Exercise | Only lines holding the string "JSON" are wanted; copy each one from the material.

Records provided |
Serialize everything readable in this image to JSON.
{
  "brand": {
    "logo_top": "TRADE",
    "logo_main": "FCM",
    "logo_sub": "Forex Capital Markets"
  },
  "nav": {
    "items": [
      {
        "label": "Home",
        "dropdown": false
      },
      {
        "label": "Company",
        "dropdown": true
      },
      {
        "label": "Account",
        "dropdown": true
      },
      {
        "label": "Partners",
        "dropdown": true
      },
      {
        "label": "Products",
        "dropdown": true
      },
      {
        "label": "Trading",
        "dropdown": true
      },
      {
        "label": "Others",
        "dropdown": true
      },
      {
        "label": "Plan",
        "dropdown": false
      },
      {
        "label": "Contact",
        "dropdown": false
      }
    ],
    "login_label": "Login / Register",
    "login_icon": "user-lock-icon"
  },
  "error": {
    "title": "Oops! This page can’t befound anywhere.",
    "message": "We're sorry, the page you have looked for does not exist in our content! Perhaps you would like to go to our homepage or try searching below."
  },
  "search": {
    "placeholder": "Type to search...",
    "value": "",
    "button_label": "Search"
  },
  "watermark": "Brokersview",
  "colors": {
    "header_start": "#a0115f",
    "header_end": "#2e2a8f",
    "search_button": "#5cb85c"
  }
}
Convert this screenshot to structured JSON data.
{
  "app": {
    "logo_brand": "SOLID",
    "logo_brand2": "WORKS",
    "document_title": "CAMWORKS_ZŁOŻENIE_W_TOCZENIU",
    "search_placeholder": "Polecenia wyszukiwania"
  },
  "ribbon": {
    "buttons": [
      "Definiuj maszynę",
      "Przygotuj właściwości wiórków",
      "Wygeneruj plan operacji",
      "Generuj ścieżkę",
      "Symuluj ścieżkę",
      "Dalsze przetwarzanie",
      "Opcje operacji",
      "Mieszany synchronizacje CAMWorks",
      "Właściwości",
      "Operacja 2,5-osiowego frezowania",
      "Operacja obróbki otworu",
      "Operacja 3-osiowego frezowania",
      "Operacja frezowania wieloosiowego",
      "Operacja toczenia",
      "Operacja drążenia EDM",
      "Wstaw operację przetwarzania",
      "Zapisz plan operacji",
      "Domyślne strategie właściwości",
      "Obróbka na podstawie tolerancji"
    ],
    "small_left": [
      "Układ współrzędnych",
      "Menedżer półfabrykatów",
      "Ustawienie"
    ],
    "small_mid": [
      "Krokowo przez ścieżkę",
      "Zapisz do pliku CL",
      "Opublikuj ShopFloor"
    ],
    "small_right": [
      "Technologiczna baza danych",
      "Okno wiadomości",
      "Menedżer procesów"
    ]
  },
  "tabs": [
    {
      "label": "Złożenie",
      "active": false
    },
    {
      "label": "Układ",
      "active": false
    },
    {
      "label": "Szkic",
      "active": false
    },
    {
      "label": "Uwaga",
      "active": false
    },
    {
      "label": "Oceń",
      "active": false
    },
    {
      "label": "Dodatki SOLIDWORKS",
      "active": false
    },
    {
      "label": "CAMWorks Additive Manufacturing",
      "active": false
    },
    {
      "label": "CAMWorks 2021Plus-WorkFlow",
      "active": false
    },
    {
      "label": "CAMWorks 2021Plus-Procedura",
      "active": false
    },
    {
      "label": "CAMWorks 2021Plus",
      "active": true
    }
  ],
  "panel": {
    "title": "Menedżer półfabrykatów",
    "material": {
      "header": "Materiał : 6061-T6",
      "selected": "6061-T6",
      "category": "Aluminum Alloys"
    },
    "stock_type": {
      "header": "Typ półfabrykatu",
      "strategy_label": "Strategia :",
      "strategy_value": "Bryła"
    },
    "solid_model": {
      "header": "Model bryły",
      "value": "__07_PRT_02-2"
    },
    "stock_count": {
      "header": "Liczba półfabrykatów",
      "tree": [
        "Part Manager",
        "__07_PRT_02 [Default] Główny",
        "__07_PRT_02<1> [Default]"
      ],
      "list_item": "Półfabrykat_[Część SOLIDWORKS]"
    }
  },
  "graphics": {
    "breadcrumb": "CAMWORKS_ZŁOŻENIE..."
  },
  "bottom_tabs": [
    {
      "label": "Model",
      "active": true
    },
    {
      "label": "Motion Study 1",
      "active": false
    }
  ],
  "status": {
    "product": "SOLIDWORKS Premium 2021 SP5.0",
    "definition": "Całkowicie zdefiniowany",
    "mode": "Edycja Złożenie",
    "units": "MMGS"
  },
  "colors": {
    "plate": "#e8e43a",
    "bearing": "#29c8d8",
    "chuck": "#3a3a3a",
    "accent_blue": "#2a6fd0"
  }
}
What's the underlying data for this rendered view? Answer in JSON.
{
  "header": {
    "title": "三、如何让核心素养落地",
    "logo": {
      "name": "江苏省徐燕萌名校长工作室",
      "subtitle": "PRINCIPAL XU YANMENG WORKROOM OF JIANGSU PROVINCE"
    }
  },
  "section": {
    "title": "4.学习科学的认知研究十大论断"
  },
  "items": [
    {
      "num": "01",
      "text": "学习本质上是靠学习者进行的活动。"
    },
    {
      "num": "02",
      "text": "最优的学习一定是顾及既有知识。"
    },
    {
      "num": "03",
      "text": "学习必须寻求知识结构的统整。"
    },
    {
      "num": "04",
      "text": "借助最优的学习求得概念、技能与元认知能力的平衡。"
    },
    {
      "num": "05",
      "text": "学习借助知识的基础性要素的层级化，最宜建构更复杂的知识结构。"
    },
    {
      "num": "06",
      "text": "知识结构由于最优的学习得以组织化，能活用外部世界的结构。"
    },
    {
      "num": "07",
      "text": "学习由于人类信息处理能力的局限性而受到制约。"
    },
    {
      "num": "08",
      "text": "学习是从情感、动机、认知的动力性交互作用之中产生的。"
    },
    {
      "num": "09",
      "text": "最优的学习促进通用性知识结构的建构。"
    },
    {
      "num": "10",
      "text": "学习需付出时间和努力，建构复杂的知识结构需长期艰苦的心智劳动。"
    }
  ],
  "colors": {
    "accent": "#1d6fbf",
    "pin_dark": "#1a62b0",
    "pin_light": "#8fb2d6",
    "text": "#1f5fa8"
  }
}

Completed task |
Serialize everything readable in this image to JSON.
Convert this screenshot to structured JSON data.
What's the underlying data for this rendered view? Answer in JSON.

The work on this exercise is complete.